The Court of Appeal (CoA) has quashed an indemnity costs award order made against F&C Asset Management, stating that the High Court was not entitled to apply the Part 36 costs consequences “by analogy”.
The London-listed investment house was landed with an indemnity costs order by the High Court last year after it lost a hard-fought battle with hedge fund managers Francois Barthelemy and Anthony Culligan. The pair were in partnership with F&C, but when the financial crisis unfolded in 2008 their relationship soured.
In 2009 Barthelemy and Culligan exercised a put option that demanded F&C buy their stake. F&C challenged the validity of the claim and the battle went to the High Court.
Ruling in October last year, Mr Justice Sales found in favour of the claimants, who had instructed Erskine Chambers’ Andrew Thompson, awarding costs with legal fees believed to be around £4.5m, on top of F&C’s fees of around £1.7m.
Norton Rose senior associate Jane Park-Weir instructed Maitland Chambers’ Simon Browne QC to challenge the costs order on the grounds that Sales J had erred in his approach.
The High Court judge awarded costs on the basis that an offer of £6m was made to the defendants prior to the full trial. The appellants, in the end, were ordered to pay £4m to each of the claimants. Consequently, Sales J made a significant costs order.
However, at the appeal court Thompson contended that the £6m offer was expressly stated to be made outside Part 36 rules. This was said to be because the offer was put forward by the defendants, leaving the claimants entitled to argue their costs under CPR 36.10 if the offer was accepted.
Browne, appearing for F&C, contended at the CoA that Sales J was not entitled to have regard, by way of analogy, with Part 36 to award costs. There had been no improper conduct by F&C and therefore the judge was not entitled to award costs.
The CoA agreed. Lord Justice Davis, who gave the lead judgment, stated: “I have the greatest difficulty in seeing how the costs regime of Part 36, whether indirectly or by analogy, can properly be invoked.
He continued: “The judge thought that the failure of Part 36 to extend to the position of litigants in the position of the respondents constituted a ’glitch’ in the operation of Part 36 and called for adjustment to reflect ’the infelicity in the wording’ of Part 36. With respect, I do not regard that as a permissible approach.
“Parliament has decided what the ambit of Part 36 is to be. It is to be regarded as self-contained for these purposes and it is not for the parties or the courts to go around looking for asserted glitches or asserted omissions so as to bring a case indirectly within the reach of Part 36 when it cannot directly be so brought in.”
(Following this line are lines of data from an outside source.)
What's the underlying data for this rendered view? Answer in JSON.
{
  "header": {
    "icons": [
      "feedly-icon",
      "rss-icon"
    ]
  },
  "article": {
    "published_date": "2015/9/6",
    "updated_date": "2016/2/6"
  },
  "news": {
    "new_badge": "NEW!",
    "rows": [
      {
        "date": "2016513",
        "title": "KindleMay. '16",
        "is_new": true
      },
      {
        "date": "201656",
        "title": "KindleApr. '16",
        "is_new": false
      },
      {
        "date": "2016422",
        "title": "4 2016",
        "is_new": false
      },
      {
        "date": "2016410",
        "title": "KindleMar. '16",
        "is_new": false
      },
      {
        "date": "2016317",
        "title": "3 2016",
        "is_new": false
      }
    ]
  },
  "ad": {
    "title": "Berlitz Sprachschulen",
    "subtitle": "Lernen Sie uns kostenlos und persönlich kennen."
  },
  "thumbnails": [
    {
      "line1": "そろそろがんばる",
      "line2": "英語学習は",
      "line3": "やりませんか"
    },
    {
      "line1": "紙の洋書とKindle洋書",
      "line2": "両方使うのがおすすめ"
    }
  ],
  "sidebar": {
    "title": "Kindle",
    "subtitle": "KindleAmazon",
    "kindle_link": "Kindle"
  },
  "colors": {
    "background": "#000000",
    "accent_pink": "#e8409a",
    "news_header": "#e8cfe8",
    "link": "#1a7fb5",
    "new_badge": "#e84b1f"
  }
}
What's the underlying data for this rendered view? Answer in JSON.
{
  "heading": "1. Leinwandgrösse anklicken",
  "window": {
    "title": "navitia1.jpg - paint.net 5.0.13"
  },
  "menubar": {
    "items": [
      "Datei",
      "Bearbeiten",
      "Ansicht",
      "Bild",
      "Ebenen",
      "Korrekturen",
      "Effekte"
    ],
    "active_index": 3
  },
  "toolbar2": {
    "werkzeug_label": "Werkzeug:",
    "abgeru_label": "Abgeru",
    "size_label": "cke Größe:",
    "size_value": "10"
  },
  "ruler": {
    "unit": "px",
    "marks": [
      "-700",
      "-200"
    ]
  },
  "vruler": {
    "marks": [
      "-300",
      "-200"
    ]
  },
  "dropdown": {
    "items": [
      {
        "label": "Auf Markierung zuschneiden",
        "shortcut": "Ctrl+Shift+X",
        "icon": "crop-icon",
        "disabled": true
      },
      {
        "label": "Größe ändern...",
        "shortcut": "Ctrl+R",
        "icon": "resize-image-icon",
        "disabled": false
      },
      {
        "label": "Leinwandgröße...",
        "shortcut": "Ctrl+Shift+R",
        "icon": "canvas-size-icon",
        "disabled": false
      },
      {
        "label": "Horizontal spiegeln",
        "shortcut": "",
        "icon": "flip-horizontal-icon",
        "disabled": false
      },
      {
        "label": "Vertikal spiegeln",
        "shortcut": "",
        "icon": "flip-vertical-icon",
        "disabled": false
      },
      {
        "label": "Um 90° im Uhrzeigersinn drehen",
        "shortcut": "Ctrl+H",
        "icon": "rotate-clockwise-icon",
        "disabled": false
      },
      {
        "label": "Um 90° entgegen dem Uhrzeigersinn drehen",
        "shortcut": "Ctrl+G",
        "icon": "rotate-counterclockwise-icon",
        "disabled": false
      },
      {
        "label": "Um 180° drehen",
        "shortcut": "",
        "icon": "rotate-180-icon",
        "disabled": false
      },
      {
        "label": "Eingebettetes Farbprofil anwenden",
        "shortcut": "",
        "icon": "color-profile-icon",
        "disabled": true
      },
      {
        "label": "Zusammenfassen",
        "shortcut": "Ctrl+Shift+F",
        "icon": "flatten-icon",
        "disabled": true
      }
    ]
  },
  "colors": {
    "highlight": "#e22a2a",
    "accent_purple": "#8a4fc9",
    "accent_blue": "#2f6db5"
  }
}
Lady Justice Arden and Lord Justice Davis agreed.
The legal line up:
For the appellants F & C Alternative Investments (Holdings) Limited: Maitland Chambers’ Simon Browne QC to lead Andrew Ayres of the same set instructed by Norton Rose senior associate Jane Park-Weir.
For the respondents: Erskine Chambers’ Andrew Thompson instructed by Jeffery Green Russell.
Jane Park-Weir, senior associate at Norton Rose
“Obtaining judgment in any substantial dispute is often only round one of a bitter battle, and so parties require as much certainty as possible when it comes to considering who will bear the eventual costs and what additional interest payments will apply.
“To that end, this decision by the Court of Appeal has clarified the scope and application of CPR Part 36. It’s clear the ambit of Part 36 is not up for amendment by stealth through inventive requests for the court to to exercise its discretion.
“Where a court decides to award one party interest on its costs, the Court of Appeal has clarified the need to balance the compensatory principle of the award with the reasonableness so far as the paying party is concerned. Expensive funding options may not be recoverable by the successful party without putting the paying party on notice, although the Court of Appeal has expressed itself willing to reappraise conventional rates of interest to take into account borrowing rates which are a significant departure from the traditional mark of base rate.
“This is welcome news, both to a party facing an unknown (and unreasonable) costs burden, as well as to those funding litigation in a difficult economy.”